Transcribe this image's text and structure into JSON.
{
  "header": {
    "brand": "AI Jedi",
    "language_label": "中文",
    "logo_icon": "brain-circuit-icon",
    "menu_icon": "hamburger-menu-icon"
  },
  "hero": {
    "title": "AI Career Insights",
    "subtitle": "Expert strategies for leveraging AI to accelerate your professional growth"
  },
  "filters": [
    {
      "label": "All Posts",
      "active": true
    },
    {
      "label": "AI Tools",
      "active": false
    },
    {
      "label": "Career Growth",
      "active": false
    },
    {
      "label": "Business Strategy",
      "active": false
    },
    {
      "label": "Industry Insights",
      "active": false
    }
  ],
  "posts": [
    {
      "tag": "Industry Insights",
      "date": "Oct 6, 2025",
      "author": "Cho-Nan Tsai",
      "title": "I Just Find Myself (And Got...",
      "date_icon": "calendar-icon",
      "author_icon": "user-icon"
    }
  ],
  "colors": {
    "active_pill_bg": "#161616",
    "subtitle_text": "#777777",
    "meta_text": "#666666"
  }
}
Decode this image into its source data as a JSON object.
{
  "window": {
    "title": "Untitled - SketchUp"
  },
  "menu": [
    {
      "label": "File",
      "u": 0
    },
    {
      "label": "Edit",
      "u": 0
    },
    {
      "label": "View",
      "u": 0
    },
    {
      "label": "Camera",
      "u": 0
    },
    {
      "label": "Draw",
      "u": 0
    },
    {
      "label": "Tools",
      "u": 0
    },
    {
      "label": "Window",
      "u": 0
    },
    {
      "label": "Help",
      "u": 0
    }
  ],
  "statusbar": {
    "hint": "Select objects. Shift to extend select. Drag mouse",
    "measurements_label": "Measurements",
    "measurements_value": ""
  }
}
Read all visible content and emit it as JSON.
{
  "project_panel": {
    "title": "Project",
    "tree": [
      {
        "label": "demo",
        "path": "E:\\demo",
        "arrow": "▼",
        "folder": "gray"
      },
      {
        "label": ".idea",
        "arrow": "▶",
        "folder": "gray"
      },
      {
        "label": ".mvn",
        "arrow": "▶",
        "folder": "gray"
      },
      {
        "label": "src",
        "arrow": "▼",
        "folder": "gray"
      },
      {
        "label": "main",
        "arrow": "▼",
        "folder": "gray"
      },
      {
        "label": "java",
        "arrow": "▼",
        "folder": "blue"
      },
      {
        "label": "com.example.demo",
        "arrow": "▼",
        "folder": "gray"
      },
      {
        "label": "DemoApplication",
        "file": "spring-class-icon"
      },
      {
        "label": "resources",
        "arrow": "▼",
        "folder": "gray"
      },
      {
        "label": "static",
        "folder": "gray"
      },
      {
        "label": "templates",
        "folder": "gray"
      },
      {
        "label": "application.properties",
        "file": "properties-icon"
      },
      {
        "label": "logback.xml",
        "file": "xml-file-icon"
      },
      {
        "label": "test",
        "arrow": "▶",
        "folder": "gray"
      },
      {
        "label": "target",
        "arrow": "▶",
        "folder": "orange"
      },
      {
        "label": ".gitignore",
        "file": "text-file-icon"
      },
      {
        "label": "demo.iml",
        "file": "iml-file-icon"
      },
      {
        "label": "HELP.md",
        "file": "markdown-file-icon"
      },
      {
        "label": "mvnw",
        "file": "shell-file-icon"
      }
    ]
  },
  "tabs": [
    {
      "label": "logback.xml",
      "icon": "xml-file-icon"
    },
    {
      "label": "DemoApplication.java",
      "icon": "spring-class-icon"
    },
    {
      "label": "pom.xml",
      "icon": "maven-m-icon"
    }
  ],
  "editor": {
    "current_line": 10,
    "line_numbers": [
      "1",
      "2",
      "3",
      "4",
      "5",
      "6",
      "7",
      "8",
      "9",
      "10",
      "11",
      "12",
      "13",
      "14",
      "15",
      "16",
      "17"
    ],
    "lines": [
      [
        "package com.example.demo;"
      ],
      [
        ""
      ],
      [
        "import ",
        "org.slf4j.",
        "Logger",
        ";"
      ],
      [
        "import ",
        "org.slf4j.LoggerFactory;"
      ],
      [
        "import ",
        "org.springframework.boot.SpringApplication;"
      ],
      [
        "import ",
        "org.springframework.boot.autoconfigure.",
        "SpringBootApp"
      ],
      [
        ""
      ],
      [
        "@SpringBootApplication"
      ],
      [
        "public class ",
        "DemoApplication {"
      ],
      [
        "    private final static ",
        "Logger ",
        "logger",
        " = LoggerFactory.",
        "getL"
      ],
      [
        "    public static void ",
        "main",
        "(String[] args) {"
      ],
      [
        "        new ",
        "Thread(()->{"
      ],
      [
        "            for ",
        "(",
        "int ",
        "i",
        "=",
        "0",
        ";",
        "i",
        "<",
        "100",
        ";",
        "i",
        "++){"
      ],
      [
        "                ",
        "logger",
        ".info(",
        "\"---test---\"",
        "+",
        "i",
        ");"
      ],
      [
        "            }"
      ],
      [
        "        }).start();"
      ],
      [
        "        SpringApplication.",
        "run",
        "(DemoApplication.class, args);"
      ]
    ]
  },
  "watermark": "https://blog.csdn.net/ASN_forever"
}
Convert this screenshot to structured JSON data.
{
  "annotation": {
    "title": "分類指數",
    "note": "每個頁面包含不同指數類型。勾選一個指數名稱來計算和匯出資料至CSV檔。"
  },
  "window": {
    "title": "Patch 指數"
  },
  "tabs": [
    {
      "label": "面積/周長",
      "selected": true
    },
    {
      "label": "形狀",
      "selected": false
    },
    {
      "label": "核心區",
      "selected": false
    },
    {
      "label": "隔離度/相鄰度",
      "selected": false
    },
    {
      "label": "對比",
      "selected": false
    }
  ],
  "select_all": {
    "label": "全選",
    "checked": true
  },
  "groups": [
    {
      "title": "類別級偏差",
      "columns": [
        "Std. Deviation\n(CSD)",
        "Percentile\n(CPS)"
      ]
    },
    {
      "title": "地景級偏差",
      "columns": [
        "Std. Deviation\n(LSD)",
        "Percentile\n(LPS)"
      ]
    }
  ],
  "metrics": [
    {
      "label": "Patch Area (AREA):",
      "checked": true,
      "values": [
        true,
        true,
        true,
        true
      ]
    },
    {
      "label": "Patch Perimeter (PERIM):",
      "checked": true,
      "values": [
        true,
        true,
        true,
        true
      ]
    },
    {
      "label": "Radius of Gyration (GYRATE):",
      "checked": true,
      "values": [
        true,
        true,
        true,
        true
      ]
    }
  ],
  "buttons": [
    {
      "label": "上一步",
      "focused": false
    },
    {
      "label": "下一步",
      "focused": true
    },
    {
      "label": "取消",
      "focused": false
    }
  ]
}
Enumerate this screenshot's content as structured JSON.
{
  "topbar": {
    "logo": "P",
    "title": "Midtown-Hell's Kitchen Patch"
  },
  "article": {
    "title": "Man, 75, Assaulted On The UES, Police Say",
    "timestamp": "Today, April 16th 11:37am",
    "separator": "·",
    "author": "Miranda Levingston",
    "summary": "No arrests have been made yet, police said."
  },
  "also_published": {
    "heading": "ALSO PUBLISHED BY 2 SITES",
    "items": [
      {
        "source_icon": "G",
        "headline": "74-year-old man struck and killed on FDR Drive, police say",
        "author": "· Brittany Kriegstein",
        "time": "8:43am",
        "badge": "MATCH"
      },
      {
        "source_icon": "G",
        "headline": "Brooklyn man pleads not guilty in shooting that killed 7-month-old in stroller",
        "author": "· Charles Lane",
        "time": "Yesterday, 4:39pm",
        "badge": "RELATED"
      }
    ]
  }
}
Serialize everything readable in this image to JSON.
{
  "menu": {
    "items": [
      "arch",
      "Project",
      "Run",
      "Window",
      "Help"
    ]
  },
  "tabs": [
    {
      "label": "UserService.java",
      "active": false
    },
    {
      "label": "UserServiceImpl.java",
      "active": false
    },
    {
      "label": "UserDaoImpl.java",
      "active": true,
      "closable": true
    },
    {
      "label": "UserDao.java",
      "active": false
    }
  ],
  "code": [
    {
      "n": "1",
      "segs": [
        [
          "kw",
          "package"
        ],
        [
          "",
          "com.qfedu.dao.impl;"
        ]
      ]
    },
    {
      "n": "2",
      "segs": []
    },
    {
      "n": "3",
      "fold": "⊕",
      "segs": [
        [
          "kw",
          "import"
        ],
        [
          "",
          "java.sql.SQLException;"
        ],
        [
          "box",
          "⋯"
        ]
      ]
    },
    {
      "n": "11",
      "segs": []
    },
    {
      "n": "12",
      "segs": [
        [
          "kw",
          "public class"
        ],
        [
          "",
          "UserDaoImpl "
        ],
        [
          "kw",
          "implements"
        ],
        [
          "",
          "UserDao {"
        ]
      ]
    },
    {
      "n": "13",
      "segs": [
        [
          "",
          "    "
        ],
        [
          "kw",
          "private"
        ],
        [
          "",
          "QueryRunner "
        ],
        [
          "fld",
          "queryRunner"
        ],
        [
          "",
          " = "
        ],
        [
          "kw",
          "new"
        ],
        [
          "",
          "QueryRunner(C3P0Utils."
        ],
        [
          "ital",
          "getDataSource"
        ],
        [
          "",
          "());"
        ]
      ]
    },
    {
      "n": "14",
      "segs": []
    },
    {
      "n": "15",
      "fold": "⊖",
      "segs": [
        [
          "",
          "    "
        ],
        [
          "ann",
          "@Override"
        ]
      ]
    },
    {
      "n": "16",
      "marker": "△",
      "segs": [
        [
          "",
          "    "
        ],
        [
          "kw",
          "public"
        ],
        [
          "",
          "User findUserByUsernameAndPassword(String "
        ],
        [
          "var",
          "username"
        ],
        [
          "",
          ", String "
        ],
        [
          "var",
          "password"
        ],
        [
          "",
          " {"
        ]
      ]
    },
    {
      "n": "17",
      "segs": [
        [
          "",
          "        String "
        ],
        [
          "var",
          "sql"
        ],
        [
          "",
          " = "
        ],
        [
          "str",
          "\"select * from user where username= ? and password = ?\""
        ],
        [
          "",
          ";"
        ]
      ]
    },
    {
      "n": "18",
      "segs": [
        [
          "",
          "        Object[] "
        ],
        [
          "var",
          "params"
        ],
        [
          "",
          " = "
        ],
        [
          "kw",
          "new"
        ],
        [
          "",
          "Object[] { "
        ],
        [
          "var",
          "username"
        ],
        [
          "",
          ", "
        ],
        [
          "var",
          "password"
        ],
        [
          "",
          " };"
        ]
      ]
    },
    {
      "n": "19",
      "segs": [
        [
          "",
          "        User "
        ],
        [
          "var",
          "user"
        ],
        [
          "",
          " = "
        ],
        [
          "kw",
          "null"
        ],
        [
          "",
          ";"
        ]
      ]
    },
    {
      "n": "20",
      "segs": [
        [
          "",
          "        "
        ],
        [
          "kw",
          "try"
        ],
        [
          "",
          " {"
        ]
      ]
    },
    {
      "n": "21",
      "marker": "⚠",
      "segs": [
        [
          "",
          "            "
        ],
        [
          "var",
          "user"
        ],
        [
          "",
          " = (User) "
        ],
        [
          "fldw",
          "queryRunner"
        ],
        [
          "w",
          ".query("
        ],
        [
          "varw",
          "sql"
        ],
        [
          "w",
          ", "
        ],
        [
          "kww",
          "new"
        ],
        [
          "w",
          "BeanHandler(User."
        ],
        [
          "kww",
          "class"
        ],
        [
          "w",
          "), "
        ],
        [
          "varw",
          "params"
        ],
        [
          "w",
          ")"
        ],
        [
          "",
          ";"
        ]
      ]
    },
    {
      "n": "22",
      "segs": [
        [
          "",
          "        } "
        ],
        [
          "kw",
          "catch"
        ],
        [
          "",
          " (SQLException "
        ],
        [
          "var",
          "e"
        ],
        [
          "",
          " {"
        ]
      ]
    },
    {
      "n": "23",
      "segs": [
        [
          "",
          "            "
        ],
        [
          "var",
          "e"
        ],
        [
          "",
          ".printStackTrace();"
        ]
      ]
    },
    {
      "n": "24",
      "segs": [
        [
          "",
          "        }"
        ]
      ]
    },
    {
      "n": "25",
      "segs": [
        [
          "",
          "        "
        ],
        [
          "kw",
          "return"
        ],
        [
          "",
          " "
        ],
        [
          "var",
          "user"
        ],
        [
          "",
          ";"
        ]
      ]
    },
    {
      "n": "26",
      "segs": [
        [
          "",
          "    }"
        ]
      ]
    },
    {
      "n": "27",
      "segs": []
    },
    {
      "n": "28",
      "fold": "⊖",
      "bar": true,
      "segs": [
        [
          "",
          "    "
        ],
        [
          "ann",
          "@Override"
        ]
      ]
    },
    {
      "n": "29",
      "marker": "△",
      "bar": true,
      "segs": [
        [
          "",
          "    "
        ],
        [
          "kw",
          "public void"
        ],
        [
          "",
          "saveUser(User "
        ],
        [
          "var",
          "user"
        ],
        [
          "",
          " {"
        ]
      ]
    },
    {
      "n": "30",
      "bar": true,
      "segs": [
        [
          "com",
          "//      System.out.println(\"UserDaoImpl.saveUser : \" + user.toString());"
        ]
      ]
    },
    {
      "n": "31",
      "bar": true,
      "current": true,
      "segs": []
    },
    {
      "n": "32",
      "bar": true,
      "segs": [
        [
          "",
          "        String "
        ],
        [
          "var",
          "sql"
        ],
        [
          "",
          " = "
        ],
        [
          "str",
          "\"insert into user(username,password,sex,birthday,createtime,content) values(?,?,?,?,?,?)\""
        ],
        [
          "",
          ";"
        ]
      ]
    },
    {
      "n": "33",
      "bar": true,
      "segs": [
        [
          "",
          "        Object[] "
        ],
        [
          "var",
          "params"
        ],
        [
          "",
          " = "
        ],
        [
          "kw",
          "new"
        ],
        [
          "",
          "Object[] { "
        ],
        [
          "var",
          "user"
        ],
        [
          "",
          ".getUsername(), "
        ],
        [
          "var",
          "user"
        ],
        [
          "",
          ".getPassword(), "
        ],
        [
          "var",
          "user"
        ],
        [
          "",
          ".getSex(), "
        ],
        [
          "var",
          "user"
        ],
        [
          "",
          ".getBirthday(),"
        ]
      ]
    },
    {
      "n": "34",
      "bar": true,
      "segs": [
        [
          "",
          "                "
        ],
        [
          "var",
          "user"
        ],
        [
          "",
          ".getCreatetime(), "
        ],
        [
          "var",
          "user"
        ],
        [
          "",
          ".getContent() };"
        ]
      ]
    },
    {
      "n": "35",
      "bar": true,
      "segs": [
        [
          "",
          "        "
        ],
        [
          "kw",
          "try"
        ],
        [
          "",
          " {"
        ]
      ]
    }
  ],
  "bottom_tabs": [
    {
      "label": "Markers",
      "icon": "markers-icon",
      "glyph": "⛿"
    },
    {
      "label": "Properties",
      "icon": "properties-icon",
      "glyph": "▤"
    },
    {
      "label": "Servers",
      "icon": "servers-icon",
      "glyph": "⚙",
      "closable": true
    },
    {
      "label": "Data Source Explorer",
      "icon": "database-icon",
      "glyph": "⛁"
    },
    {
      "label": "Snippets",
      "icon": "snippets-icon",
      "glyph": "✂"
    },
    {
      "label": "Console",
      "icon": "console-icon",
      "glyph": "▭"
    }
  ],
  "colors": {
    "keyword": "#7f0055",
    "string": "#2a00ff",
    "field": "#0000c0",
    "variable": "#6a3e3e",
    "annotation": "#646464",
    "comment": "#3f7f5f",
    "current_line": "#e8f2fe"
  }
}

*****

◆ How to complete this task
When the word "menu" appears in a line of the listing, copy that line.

◆ Expected answer
    "menu_icon": "hamburger-menu-icon"
  "menu": [
  "menu": {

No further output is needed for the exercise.